Sitting on the top ledge of my desk is a small stack of books, including Making Work Work for the Highly Sensitive Person, which has been one in a series that have served as guideposts the last six years and helped me find positive associations for the adjective that so often felt shaming, "sensitive." I've grown to understand and even treasure the real benefits of the trait (referred to by the book as 20 percent of individuals who absorb and process information with greater depth). The trait has helped me as a researcher and social person to quickly perceive information about people and situations.
But the truth is I haven't opened the book in some time. In fact the past three years I've opened it hardly at all, a sharp contrast to graduate school when I read it and its close relative- Elaine Aron's The Highly Sensitive Person, an HSP-like bible, so often they practically slept on my pillow with me. As I've aged and gained new experiences the book, although I still feel tenderly towards it, sits more as a memorial to those prior moment of self-revelation.
Ever the one to invest in self-growth, I'm now investigating the ultra-masculine framed work of Darren Hardy, success coach for the rich and famous. I'm synthesizing the privilege and empowerment seeded into Darren's tools with the prior wisdom I mined from the highly sensitive evangelists. Certainly more to come on this front.
We are in the age of images. The saying 'a picture is worth a thousand words' has never been more true.
The topic was at the heart of a conversation I found myself in last night at a local wine bar. Sipping merlot, I had just met Biljana and Vlatko, a photographer and web developer, at Cafe Novella's wine tasting event. Biljana, who goes by Bibi, had started a friendly conversation with me after learning I had just been living in Sarajevo. "We got married and two days later the war started," she stated with a detectable edge of Balkan humor.
Bibi, now a highly skilled photographer in St. Louis, built her business from scratch with Vlatko at her side. Our conversation quickly turned to business.
"You've got twelve seconds when they are on your website," Vlatko said, his tall frame leaning on the bar, one leg hiked up on the leg of a stool. Twelve seconds," he paused for effect, "they scroll, scroll, scroll and then you're in or you're out."
He was talking of course, about the millennials. The infamous ADHD generation of clicks and likes. My generation, built on the shoulders of stained recipe cards and Lunchables, we inherited a taste for quality AND productivity.
Bibi went and got her Ipad.
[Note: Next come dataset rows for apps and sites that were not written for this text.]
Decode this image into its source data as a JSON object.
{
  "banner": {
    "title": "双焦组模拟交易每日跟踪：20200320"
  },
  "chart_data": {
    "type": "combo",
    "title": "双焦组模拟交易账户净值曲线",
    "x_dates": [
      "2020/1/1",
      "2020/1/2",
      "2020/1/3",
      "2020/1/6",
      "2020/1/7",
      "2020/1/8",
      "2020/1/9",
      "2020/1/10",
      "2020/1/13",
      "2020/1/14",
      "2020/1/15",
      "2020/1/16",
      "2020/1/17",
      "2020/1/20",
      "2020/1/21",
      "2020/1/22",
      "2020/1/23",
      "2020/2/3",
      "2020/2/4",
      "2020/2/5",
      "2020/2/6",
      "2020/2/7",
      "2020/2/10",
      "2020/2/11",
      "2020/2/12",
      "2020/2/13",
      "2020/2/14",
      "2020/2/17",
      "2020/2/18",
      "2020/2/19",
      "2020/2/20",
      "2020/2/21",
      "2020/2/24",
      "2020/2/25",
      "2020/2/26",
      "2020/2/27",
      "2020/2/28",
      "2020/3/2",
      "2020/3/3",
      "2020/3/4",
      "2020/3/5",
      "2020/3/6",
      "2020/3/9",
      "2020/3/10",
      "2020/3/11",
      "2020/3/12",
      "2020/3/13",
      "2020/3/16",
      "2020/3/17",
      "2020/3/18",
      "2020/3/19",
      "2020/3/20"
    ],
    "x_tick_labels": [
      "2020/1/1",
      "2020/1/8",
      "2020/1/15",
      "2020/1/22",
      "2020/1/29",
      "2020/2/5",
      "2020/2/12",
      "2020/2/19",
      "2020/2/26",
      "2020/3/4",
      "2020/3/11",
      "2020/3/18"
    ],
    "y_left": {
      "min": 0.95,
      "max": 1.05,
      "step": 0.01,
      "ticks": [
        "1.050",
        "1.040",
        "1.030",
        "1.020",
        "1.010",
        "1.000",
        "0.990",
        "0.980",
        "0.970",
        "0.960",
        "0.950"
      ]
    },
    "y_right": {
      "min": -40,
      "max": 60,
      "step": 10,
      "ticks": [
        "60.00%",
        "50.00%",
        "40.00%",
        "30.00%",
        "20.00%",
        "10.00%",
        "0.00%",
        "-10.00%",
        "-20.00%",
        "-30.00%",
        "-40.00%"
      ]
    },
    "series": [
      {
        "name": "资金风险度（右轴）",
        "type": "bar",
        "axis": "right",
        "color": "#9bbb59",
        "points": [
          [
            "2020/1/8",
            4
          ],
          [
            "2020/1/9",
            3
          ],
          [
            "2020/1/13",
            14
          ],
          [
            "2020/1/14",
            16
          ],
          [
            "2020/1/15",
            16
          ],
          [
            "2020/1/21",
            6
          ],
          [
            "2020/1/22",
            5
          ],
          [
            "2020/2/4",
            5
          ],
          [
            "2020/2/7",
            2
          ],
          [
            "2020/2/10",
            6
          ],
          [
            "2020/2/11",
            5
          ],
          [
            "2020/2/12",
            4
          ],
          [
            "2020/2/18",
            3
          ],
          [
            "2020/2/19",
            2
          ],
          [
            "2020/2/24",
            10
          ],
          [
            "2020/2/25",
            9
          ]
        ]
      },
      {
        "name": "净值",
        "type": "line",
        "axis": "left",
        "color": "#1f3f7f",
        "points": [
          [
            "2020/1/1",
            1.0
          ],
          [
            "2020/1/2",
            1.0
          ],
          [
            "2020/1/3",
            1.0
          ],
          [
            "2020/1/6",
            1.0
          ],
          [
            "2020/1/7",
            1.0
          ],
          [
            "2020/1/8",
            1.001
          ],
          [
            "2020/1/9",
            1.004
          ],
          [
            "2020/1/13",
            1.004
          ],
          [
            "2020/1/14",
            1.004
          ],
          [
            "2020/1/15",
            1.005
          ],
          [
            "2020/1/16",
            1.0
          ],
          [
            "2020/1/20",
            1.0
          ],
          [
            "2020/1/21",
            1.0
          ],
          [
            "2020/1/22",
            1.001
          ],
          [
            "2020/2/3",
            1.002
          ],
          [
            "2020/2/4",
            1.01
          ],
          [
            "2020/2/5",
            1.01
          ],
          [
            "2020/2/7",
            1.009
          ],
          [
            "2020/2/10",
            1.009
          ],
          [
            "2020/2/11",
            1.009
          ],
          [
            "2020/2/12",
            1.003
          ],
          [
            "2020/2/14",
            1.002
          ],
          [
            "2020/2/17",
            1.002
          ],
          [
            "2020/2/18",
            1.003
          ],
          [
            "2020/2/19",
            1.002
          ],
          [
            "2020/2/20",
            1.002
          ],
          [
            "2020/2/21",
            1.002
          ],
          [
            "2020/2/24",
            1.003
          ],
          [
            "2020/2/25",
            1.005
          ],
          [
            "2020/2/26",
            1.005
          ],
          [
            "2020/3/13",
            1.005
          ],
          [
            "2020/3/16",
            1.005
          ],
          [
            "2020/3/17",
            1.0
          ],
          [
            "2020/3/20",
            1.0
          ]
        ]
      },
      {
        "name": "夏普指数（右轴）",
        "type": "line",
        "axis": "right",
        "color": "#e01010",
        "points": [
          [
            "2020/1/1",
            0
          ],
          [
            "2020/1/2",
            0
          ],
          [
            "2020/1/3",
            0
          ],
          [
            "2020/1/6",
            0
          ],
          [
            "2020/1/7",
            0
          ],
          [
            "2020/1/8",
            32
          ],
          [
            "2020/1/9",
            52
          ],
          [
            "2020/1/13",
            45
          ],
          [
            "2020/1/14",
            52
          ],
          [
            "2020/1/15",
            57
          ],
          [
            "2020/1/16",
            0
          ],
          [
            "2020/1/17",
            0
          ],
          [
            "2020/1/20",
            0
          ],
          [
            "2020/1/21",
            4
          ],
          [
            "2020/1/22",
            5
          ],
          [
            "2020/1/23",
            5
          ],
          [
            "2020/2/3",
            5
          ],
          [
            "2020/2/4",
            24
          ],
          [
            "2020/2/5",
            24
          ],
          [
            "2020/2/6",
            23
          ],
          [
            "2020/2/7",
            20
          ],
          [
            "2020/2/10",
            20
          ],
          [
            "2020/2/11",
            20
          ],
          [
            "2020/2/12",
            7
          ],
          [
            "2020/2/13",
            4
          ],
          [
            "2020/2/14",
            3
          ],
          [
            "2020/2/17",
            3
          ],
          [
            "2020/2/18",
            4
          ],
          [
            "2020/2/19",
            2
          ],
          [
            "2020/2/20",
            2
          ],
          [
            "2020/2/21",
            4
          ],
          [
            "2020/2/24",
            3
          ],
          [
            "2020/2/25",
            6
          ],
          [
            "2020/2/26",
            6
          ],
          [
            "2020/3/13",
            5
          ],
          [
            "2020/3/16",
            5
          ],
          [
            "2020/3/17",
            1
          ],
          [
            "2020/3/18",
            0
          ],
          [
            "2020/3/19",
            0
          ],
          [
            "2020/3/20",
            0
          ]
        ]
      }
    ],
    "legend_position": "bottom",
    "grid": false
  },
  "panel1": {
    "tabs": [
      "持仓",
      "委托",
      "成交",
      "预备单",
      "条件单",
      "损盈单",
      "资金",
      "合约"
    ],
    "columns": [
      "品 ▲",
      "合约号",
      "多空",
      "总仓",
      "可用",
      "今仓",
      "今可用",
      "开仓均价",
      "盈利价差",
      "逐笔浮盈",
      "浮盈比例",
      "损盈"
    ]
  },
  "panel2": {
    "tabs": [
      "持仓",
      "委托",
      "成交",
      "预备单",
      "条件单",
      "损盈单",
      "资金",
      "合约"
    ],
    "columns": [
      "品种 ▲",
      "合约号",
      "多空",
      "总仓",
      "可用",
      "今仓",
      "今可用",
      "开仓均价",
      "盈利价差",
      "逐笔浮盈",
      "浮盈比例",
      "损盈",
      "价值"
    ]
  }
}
We stood, scrolling through the images of women's bridal silhouettes in comfortable repose- long shimmering gowns, heads tilted, eyes peering over shoulders, through curtains. 'Every person is beautiful! I really believe that!' She told me giddily.
So, what does an organization do to compete in the span of twelve seconds?
Scientists have known for a long time that images have profound effects on the brain. There are reasons why images are powerful. According to researchers they:
1) Evoke emotion
2) Increase recall
3) Help not to overwhelm your brain
Eye-catching images evoke feeling, are memorable, and communicate complex messages and values simply and aesthetically. If you only have twelve seconds, then choose your images thoughtfully. In the age of information overload, which images best represent you? How does one choose?
Tips for Selecting Your Website Photos
When choosing a photo for your website, have a list at your side of your organization's values.
Generate a list with answers to the following questions:
1. What are my values? Is it integrity? Loyalty? Equity?
2. What pictures come to mind when I think about my values?
3. What do the photos on my site depict? Do they represent the values I would like to convey?
Consider photos that come to mind when you look at your answers.
It helps to have a talented photographer at your side who can photograph you, your work, and what you believe or value most. If you are in need of high-quality images, you can find some for free online or hire a local photographer to capture what you or your organization do best. Don't forget to credit your photographers if you do not use your own photos.
Bibi's and Vlatko now work primarily with elite bridal clients and commercials in the St. Louis area. Browsing through their impressive bridal fashion gallery, one hardly notices the different shapes, sizes, skin colors, and settings of each photo because Bibi's clear, consistent values of class, beauty, and style are found throughout. Her photos sell her photography service but also what Bibi loves and values most about her work. Now, what are your photos saying about you?